Today I awake to find that I’m close to getting my wish.
With scandal rattling the $85 billion student loan industry, Education Secretary Margaret Spellings argued at a House hearing on Thursday that she lacked legal authority to clamp down on many abuses.
Ms. Spellings faced pointed questioning at the hearing from Congressional Democrats, who accused her department of mismanagement and complacency.
Several Democrats, led by Representative George Miller, questioned her aggressively, asserting that she had regulatory power and moral influence that she had neglected to wield to stop loan companies from paying universities or giving gifts, trips, stock and consulting payments to the university financial aid officers who guide students toward loans.
Mr. Miller, the California Democrat who heads the education committee, also took up a separate issue of questionable federal subsidy payments to lenders.He particularly criticized Ms. Spellings’s decision to ignore a recommendation of the department’s inspector general that she recover $278 million in federal subsidy payments improperly obtained by Nelnet, a lender based in Nebraska. He also said the Justice Department was now reviewing the inspector general’s September audit that found Nelnet ineligible for those payments.
After the hearing, a Justice Department spokesman, Charles Miller, did not contradict Representative Miller’s assertions, but said, “We have no comment at this time.”[emphasis added]
Mr. Miller openly dismissed Ms. Spellings’s portrayal of her department’s monitoring of student lending as robust. He also criticized the department for its oversight of Reading First, a program designed to teach poor children to read that has been besieged by reports of conflicts of interest among Education Department consultants.
“When I look at the whole body of evidence that has been amassed about both the student loan and Reading First programs, it is clear that — at a minimum — the Education Department’s oversight failures have been monumental,” he said.
“We monitor these programs vigorously,” Ms. Spellings replied.
“Who is monitoring?” Mr. Miller shot back. “Do they have blinders on?”
The department has also come under scrutiny from Congress for its failure to halt millions of dollars in subsidy payments to lenders that exploited loopholes to inflate their eligibility for subsidies on the student loans, including those paid to Nelnet.
Mr. Miller and other lawmakers pressed Ms. Spellings, the lone witness, to explain her decision in January to allow Nelnet, a major contributor to Republican campaigns, to keep the $278 million. In exchange, Nelnet agreed not to bill for nearly $900 million in subsidies it believed it was eligible for.

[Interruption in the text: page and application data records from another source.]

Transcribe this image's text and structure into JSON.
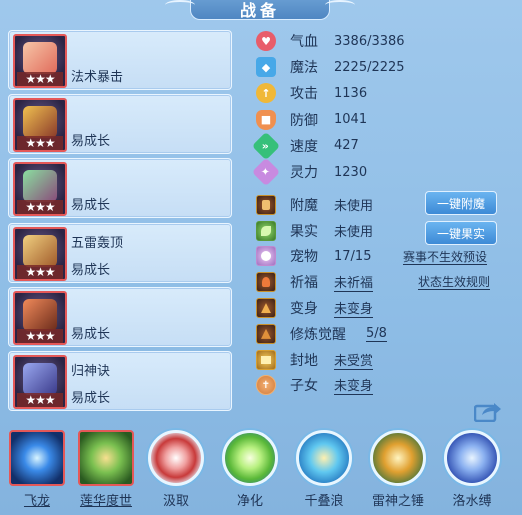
{
  "title": "战备",
  "equipment": [
    {
      "name": "法术暴击",
      "stars": "★★★",
      "art_color": "#e88a6a"
    },
    {
      "name": "易成长",
      "stars": "★★★",
      "art_color": "#d8a040"
    },
    {
      "name": "易成长",
      "stars": "★★★",
      "art_color": "#5fb87a"
    },
    {
      "name_top": "五雷轰顶",
      "name": "易成长",
      "stars": "★★★",
      "art_color": "#e0b04a"
    },
    {
      "name": "易成长",
      "stars": "★★★",
      "art_color": "#d65a3a"
    },
    {
      "name_top": "归神诀",
      "name": "易成长",
      "stars": "★★★",
      "art_color": "#7a8ee0"
    }
  ],
  "stats": [
    {
      "label": "气血",
      "value": "3386/3386",
      "icon": "heart-icon",
      "color": "#e85d6a"
    },
    {
      "label": "魔法",
      "value": "2225/2225",
      "icon": "mana-icon",
      "color": "#47a8e8"
    },
    {
      "label": "攻击",
      "value": "1136",
      "icon": "attack-icon",
      "color": "#f0b838"
    },
    {
      "label": "防御",
      "value": "1041",
      "icon": "defense-icon",
      "color": "#f09050"
    },
    {
      "label": "速度",
      "value": "427",
      "icon": "speed-icon",
      "color": "#36c07a"
    },
    {
      "label": "灵力",
      "value": "1230",
      "icon": "spirit-icon",
      "color": "#c88ae0"
    }
  ],
  "attachments": [
    {
      "label": "附魔",
      "value": "未使用",
      "icon": "enchant-icon"
    },
    {
      "label": "果实",
      "value": "未使用",
      "icon": "fruit-icon"
    },
    {
      "label": "宠物",
      "value": "17/15",
      "icon": "pet-icon"
    },
    {
      "label": "祈福",
      "value": "未祈福",
      "icon": "bless-icon"
    },
    {
      "label": "变身",
      "value": "未变身",
      "icon": "transform-icon"
    },
    {
      "label": "修炼觉醒",
      "value": "5/8",
      "icon": "cultivation-icon"
    },
    {
      "label": "封地",
      "value": "未受赏",
      "icon": "fief-icon"
    },
    {
      "label": "子女",
      "value": "未变身",
      "icon": "children-icon"
    }
  ],
  "buttons": {
    "one_click_enchant": "一键附魔",
    "one_click_fruit": "一键果实"
  },
  "links": {
    "season_preset": "赛事不生效预设",
    "status_rules": "状态生效规则"
  },
  "skills": [
    {
      "label": "飞龙",
      "style": "square",
      "color": "#3a7ad8"
    },
    {
      "label": "莲华度世",
      "style": "square",
      "color": "#5fae4a"
    },
    {
      "label": "汲取",
      "style": "round",
      "color": "#d84a4a"
    },
    {
      "label": "净化",
      "style": "round",
      "color": "#7ad04a"
    },
    {
      "label": "千叠浪",
      "style": "round",
      "color": "#3ab0e0"
    },
    {
      "label": "雷神之锤",
      "style": "round",
      "color": "#d0a030"
    },
    {
      "label": "洛水缚",
      "style": "round",
      "color": "#4a78d8"
    }
  ]
}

Ms. Spellings said that she thought the fact that the department had been paying the subsidies without question could have put it in legal jeopardy and that Nelnet might have prevailed in a lawsuit.
Representative John F. Tierney, Democrat of Massachusetts, said, “It boggles my mind — we allowed somebody to get away essentially with theft.” [emphasis added]